Having been developed from scratch without years’ worth of legacy code and concepts to build upon, Affinity Photo is fast, contemporary and contains features not usually seen in more traditional image editors. For example, a video-editing vectorscope view. Photograph made with Fujifilm X-T2 with Fujinon XF 18-135mm f/3.5-5.6 R LM OIS WR lens.

Serif has just released its version 1.5.1 update for Affinity Photo and the subset of additions and improvements in its full feature list is a doozy, and too long to cover in depth here.

Affinity Photo’s photographically-oriented additions and improvements include camera and lens profiles for raw processing, HDR merging and 32-bit photo processing, panorama image stitching, focus merging for deep-focus still-life close-up photography, 360-degree editing for immersive interactive images, dust and scratches filter, batch processing, live perspective projection and more.

As Affinity Photo is made for graphic designers as well as photographers, it contains a host of design-oriented features too including close integration with Affinity Designer, Serif’s vector graphics application and the coming Affinity Publisher, its offline and online publishing software.

Affinity Photo and Affinity Designer are made for the Mac and Windows.

Postscript

I have noticed some queries on online photography fora about Affinity Photo’s support for lens and sensor profiles. The folks at Affinity kindly sent me these links:

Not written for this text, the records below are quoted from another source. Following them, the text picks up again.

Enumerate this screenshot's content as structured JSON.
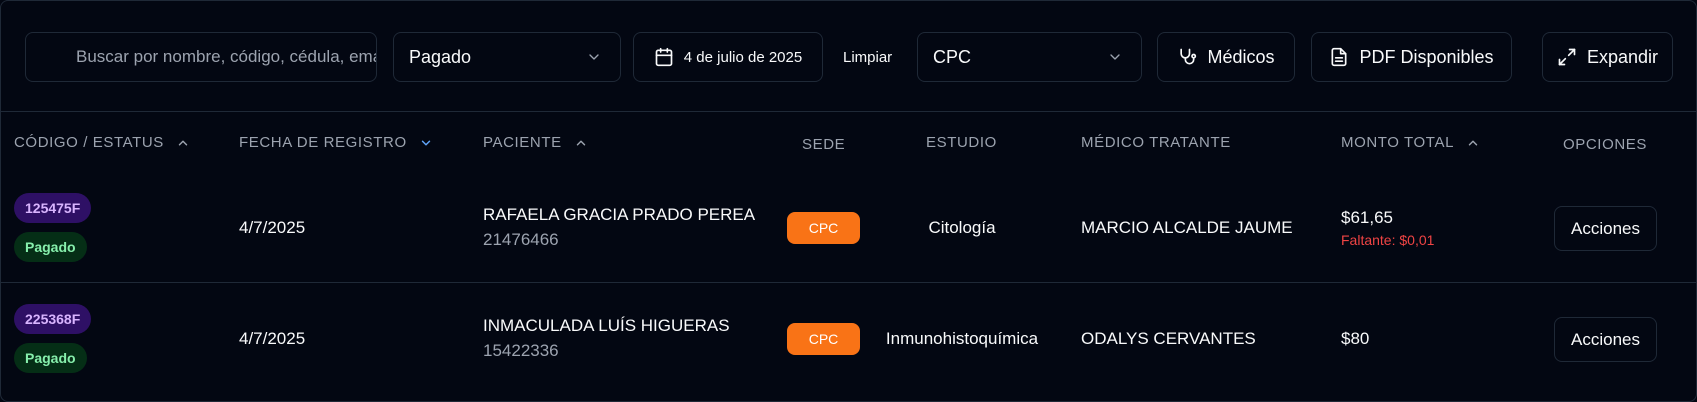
{
  "toolbar": {
    "search_placeholder": "Buscar por nombre, código, cédula, email...",
    "status_filter": "Pagado",
    "date_filter": "4 de julio de 2025",
    "clear_label": "Limpiar",
    "branch_filter": "CPC",
    "doctors_label": "Médicos",
    "pdf_label": "PDF Disponibles",
    "expand_label": "Expandir"
  },
  "table": {
    "headers": {
      "code_status": "CÓDIGO / ESTATUS",
      "registration_date": "FECHA DE REGISTRO",
      "patient": "PACIENTE",
      "branch": "SEDE",
      "study": "ESTUDIO",
      "doctor": "MÉDICO TRATANTE",
      "total": "MONTO TOTAL",
      "options": "OPCIONES"
    },
    "rows": [
      {
        "code": "125475F",
        "status": "Pagado",
        "date": "4/7/2025",
        "patient_name": "RAFAELA GRACIA PRADO PEREA",
        "patient_id": "21476466",
        "branch": "CPC",
        "study": "Citología",
        "doctor": "MARCIO ALCALDE JAUME",
        "total": "$61,65",
        "pending": "Faltante: $0,01",
        "action": "Acciones"
      },
      {
        "code": "225368F",
        "status": "Pagado",
        "date": "4/7/2025",
        "patient_name": "INMACULADA LUÍS HIGUERAS",
        "patient_id": "15422336",
        "branch": "CPC",
        "study": "Inmunohistoquímica",
        "doctor": "ODALYS CERVANTES",
        "total": "$80",
        "pending": "",
        "action": "Acciones"
      }
    ]
  },
  "colors": {
    "background": "#030712",
    "border": "#1f2937",
    "branch_badge": "#f97316",
    "code_badge_bg": "#2e1065",
    "code_badge_text": "#d8b4fe",
    "status_badge_bg": "#052e16",
    "status_badge_text": "#86efac",
    "pending_text": "#ef4444",
    "sort_active": "#60a5fa"
  },
  "icons": {
    "status_chevron": "chevron-down-icon",
    "date": "calendar-icon",
    "branch_chevron": "chevron-down-icon",
    "doctors": "stethoscope-icon",
    "pdf": "file-text-icon",
    "expand": "expand-icon",
    "sort_up": "chevron-up-icon",
    "sort_down": "chevron-down-icon"
  }
}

I am pleased to note that the list of Serif Labs-supported cameras includes the Fujifilm X-Pro2 and X-T2 flagships as well as a vast array of other digital stills and video cameras. The Lensfun list of supported lenses includes seven Fujinon XF zoom and prime lenses, a good start that I hope will grow to encompass all of Fujifilm’s interchangeable lenses.